SIPI is located on approximately 164 acres in northwest Albuquerque, New Mexico. SIPI is located in the center of New Mexico’s agricultural and high-tech corridors (Los Alamos and Sandia National Laboratories, and Intel Corporation), major universities and the largest technical force within a 500-mile radius. SIPI's state-of the-art Science and Technology Center includes 12 research and teaching laboratories, 10 classrooms, two distance learning rooms, a 500-seat auditorium, faculty offices and conference rooms.[9]

Partnerships

SIPI has agreements with the University of New Mexico, New Mexico State University, and New Mexico Highlands University to ensure better recruitment, transfer, and retention rates for Native Americans so that students may easily transfer to four-year and graduate programs. The college has also established agreements with regional public institutions outside of New Mexico.[10]

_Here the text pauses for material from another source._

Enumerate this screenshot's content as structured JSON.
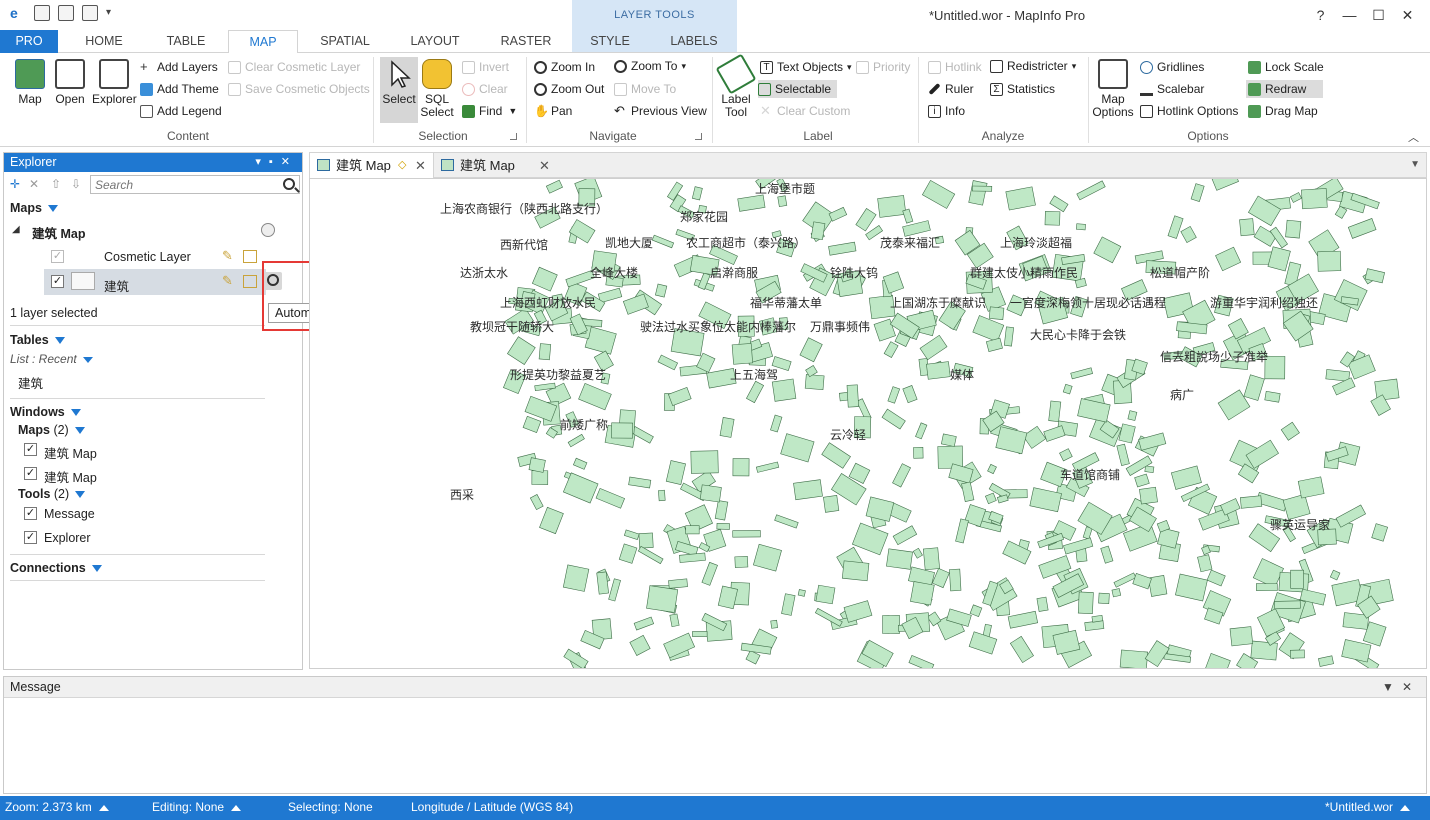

SIPI is a member of the American Indian Higher Education Consortium (AIHEC), which is a community of tribally and federally chartered institutions working to strengthen tribal nations. SIPI was created to serve higher education needs of American Indians. SIPI generally serves geographically isolated populations who do not have ready access to higher education.[11]

The institute lost its accreditation from the Higher Learning Commission in July 2010.[12] On March 12, 2014, SIPI was awarded "Initial Accreditation" by the Higher Learning Commission and is once again accredited by the agency.[13]

See also

References

  1. ^ Institution of Education Sciences
  2. ^ Home page as of 2021-07-30 states: "9169 Coors Blvd NW, Albuquerque, NM 87120" - Despite the postal address it is outside of the city limits. See street map and land use map of ABQ and compare with the address.
  3. ^ American Indian Higher Education Consortium Archived 2012-06-14 at the Wayback Machine
  4. ^ "Colleges and Universities Archived 2015-05-08 at the Wayback Machine." Bureau of Indian Affairs. Retrieved on June 16, 2015.
  5. ^ "Our History". Southwestern Indian Polytechnic Institute. Archived from the original on 26 June 2012. Retrieved 20 August 2012.
  6. ^ "NIFA 1994s The First 20 Years of the 1994 Land-Grant Institutions Standing on Tradition, Embracing the Future" (PDF). National Institute of Food and Agriculture. September 25, 2015. Retrieved December 20, 2020.
  7. ^ Schoellkopf, Andrea (15 July 2010). "SIPI Asks Colleges To Honor Credits". Albuquerque Journal. Retrieved 20 August 2012.
  8. ^ "Archived copy" (PDF). Archived from the original (PDF) on 2015-02-05. Retrieved 2015-02-05.((cite web)): CS1 maint: archived copy as title (link)
  9. ^ American Indian Higher Education Consortium Archived 2012-06-14 at the Wayback Machine
  10. ^ American Indian Higher Education Consortium Archived 2012-06-14 at the Wayback Machine
  11. ^ American Indian Higher Education Consortium Archived 2012-06-14 at the Wayback Machine
  12. ^ Schoellkopf, Andrea (15 July 2010). "SIPI Asks Colleges To Honor Credits". Albuquerque Journal. Retrieved 20 August 2012.
  13. ^ "Archived copy" (PDF). Archived from the original (PDF) on 2015-02-05. Retrieved 2015-02-05.((cite web)): CS1 maint: archived copy as title (link)

Coordinates: 35°10′29″N 106°39′57″W / 35.1747°N 106.6658°W / 35.1747; -106.6658